The name Glutenfreelandia was inspired by the medieval feminist Christine de Pizan’s The Book of the City of Ladies (Le Livre de la Cité des Dames), which I read during my freshman year of college. I will never forget when we were asked as a class where this “city of the ladies” actually existed. The answer? The book itself was such city.
Your host of Glutenfreelandia (Anne Marie) is celiac, mom of a celiac girl (Tamara, ten), mom of a GF-compatible boy (Danny, thirteen) and wife of a very tolerant and supportive husband (Mario, age not disclosed!). Here’s a picture of us from a few years ago, closer to when I was first diagnosed with celiac disease at age 40.
Danny has the celiac gene, but he does not have the antibodies in his blood – he also had a few endoscopies over time to double check – and therefore does not have celiac disease. Yet, at least, and hopefully never. Here’s a link to U. Chicago’s CDC for the scoop on screening: click here. More info on this topic to come in later posts.
And here we are in Glutenfreelandia, a truly safe place for celiacs and others that only exists where we ourselves create it.
Questions and concerns welcome. I will try to respond within the week, if not sooner.

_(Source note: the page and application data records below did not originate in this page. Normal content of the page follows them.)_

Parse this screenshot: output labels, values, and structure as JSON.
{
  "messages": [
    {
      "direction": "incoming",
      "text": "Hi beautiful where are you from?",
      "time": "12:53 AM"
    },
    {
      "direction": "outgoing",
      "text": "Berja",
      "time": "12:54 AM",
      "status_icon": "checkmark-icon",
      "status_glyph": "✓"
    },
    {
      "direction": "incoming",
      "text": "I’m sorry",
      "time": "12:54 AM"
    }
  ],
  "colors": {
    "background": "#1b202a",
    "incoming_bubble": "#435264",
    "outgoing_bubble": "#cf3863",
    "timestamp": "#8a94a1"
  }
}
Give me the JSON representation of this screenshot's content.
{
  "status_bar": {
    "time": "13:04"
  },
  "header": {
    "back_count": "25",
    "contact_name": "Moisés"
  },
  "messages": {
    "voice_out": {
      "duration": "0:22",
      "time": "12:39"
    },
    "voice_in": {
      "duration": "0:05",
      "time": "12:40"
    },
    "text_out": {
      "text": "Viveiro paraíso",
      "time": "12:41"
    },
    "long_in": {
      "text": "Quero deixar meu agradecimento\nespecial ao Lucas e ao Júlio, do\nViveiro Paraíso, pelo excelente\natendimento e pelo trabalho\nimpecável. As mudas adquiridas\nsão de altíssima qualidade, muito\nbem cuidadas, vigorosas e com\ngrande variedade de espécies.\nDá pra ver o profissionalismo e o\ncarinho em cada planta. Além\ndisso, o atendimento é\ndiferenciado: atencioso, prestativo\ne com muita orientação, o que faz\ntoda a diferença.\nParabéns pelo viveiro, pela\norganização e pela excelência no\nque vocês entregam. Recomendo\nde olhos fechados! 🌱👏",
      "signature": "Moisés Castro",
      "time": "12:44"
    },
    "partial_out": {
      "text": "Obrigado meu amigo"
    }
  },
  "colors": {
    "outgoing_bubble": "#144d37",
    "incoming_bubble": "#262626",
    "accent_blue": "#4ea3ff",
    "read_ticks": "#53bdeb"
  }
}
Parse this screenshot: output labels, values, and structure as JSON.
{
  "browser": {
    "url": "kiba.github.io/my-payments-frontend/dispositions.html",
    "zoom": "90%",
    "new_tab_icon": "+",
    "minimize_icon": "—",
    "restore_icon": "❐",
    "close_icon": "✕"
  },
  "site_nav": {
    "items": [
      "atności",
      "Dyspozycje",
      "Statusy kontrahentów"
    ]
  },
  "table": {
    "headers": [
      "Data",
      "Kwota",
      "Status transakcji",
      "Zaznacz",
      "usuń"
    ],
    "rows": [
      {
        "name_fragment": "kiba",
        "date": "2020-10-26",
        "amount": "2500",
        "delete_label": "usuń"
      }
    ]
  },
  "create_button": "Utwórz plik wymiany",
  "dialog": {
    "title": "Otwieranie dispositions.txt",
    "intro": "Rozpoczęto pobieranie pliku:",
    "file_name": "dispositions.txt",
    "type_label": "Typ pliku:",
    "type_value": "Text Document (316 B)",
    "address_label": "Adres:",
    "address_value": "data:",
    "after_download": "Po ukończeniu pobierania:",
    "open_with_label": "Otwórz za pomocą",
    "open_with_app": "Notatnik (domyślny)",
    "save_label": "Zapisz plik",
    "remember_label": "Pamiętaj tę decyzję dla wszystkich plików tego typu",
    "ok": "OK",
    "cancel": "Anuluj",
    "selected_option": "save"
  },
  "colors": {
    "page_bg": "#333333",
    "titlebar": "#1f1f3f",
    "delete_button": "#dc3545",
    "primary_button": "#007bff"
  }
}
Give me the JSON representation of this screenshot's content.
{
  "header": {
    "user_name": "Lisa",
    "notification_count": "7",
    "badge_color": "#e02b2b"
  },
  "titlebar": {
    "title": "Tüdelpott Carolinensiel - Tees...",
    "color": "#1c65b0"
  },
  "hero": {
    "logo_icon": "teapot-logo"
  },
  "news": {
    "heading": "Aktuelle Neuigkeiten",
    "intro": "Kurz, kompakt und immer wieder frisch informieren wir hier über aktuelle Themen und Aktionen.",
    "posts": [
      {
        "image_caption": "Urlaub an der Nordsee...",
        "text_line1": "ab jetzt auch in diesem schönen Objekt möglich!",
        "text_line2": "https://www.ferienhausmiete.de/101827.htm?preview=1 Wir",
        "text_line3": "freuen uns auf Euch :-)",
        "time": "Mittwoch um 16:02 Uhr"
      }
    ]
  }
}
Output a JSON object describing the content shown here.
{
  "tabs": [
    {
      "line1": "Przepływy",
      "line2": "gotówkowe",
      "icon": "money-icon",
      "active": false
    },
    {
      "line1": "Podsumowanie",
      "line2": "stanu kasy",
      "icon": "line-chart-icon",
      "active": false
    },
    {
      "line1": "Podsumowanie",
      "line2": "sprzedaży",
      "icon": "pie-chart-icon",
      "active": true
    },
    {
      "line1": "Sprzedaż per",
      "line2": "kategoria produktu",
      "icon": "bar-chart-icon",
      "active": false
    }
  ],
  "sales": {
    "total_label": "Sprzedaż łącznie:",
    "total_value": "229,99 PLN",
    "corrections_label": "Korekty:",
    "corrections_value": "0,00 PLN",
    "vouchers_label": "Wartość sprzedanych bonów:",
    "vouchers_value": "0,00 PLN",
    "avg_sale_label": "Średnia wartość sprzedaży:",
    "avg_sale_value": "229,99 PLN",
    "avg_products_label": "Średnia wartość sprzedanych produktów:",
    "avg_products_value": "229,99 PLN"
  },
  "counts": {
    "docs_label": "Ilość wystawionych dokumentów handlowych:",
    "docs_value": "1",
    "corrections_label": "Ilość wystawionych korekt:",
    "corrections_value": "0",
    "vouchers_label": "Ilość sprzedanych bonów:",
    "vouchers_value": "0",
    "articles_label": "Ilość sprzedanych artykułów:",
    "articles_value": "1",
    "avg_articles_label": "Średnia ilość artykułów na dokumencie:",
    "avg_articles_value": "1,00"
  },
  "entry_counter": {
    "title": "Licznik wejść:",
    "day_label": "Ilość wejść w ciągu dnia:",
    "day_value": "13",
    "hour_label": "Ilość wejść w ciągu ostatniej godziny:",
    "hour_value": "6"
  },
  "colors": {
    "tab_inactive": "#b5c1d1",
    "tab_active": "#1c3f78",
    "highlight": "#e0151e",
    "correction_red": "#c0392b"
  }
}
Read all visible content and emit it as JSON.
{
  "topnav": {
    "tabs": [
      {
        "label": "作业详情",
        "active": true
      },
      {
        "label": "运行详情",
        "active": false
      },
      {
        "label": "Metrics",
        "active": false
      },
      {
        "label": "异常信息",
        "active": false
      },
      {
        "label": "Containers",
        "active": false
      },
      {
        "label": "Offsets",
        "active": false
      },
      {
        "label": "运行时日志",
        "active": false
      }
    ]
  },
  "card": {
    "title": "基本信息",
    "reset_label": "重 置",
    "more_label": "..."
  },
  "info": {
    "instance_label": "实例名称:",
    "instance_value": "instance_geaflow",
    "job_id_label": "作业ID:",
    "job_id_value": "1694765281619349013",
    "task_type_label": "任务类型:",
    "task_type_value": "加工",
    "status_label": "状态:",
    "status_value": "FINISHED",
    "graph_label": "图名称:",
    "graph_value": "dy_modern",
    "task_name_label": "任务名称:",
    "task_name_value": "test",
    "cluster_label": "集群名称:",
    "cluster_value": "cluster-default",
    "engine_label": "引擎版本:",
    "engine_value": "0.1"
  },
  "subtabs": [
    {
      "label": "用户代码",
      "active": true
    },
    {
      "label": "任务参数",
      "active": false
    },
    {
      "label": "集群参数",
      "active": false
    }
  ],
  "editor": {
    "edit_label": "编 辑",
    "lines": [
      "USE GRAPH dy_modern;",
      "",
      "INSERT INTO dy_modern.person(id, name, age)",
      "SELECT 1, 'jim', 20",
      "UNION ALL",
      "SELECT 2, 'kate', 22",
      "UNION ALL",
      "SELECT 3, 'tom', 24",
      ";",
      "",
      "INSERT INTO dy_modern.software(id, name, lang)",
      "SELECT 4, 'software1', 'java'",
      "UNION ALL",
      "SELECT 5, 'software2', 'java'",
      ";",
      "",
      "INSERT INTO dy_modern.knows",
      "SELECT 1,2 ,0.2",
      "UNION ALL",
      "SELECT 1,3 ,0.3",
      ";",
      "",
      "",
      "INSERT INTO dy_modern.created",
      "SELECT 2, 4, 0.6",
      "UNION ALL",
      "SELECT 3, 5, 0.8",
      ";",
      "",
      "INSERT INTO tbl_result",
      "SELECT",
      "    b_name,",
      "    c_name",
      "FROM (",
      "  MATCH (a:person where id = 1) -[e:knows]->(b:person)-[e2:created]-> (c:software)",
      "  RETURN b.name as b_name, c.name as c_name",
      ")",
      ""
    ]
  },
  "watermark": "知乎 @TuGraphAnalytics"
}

You can reach me at email@example.com.
Note: You may be asking yourself, “And how is this blogger an expert in celiac disease?” I’m not. I have no medical degree or nutritionist certification. What I know how to do is listen to the signals my own (celiac) body gives me, ask lots of questions, do research and take nothing for granted. My law background helps, and I also have enough connections in the celiac and medical communities that I know whom to ask when I get stumped. That said, I am still learning myself, as I will readily admit to anyone who asks.
Then again, anyone who is not “still learning” probably doesn’t know what he/she doesn’t know. Celiac disease is still widely misunderstood with no cure in sight, so we are all seeking wisdom that will help us live with it and live well. And like other aspects of nutrition and human biology, what we learn each day on the celiac front just may help everyone else too.